How do we ensure that participation continues in the future? What happens to the data once it is collected? How do we communicate this data to the national level? What can we learn from existing information flows so we do not re-invent the wheel? As mentioned in the general introduction of the project, the governance team is exploring answers to these questions through research on the existing healthcare and forestry database systems.

Now one might wonder: What does healthcare have to do with monitoring deforestation and forest degradation? Are they comparing the health of the villages’ babies with the health of the villages’ trees? Isn’t measuring the health of children in a village more of a shared interest then measuring carbon? These are some of the questions our team, understandably, often gets asked.

The answer is that participatory monitoring and reporting has existed in the Indonesian healthcare system for over 30 years. It is in the form of integrated village health posts (Posyandu) in which local women and men voluntarily measure malnutrition and other health indicators. In the forestry sector, participatory monitoring has yet to be developed. However, lessons learned from healthcare information flow could help develop systems for community-based forest monitoring that suit the capacities and interests of local communities, use effective, simple tools and contribute to national carbon measurement systems.

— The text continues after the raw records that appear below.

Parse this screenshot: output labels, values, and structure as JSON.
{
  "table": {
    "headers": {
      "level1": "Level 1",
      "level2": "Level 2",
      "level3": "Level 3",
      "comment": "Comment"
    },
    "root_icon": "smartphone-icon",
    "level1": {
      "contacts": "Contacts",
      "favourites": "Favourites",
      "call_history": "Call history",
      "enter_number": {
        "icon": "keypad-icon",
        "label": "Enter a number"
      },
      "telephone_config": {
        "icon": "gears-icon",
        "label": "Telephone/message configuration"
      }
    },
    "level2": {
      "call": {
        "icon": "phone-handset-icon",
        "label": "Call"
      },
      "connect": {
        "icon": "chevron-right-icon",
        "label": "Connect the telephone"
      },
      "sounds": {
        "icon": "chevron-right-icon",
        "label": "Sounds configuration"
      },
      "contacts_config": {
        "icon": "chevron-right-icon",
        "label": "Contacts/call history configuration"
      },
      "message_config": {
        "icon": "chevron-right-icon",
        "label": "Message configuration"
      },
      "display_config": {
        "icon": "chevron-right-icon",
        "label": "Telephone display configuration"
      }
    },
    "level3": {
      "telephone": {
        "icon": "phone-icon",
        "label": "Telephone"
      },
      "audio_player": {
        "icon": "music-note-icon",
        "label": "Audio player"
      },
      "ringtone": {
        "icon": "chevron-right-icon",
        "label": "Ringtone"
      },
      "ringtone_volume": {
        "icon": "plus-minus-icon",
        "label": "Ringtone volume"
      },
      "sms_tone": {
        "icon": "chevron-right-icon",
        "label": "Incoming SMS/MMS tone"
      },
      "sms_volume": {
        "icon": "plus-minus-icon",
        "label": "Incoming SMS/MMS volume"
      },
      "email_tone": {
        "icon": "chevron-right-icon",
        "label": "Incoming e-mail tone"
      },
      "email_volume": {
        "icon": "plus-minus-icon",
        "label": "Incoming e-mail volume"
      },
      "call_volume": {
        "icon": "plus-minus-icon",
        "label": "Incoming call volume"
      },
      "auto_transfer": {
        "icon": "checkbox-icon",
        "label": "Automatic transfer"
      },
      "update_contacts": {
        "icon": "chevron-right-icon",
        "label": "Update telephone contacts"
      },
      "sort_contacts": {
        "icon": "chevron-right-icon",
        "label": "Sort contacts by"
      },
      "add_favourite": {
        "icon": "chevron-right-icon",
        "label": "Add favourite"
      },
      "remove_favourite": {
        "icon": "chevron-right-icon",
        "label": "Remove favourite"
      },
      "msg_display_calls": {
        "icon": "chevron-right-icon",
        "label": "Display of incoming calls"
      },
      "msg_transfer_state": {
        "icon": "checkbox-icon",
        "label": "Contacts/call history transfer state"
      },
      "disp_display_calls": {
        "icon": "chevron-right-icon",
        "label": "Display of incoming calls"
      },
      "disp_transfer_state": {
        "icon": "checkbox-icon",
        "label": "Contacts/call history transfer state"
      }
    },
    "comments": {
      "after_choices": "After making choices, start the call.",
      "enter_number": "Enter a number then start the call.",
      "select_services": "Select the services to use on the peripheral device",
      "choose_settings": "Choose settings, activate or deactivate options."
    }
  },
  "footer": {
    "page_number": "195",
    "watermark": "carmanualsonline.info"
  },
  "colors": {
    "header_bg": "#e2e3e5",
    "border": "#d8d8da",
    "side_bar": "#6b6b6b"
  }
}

Investigating possible synergies between the healthcare and the forestry database systems could reveal if, and under what conditions, participatory MRV of carbon could use a similar approach to the participatory monitoring and reporting of healthcare indicators.

Put simply, why re-invent the wheel if there are already sustainable systems in place?

Governance health, sub-team

Posyandu is conducted by volunteers (Posyandu Kader) at the local level. Posyandu Kader measure the weight and height of children under five-years old, maintain monthly reports of the data and deliver the reports to the village midwife or nurse. The data continues to be reported until it reaches the national-level health database. The system through which the data flows was designed almost 30 years ago and remains in place today. Therefore lessons may be gained from understanding how the system works, what the challenges are and what the personal motivations are of the actors involved.

Governance forestry database, sub-team

This research uses existing forestry database systems from both government-owned and private-owned institutions as a base. However, unlike the health sector, to date there is no sustained participatory data measurement and reporting within the forestry sector. The aim of the research is to learn from both sectors (forestry and health) and use the lessons learned to build a MRV database for carbon. The resulting database will be the responsibility of a special MRV agency, which would most likely sit under the Ministry of Environment and Forestry.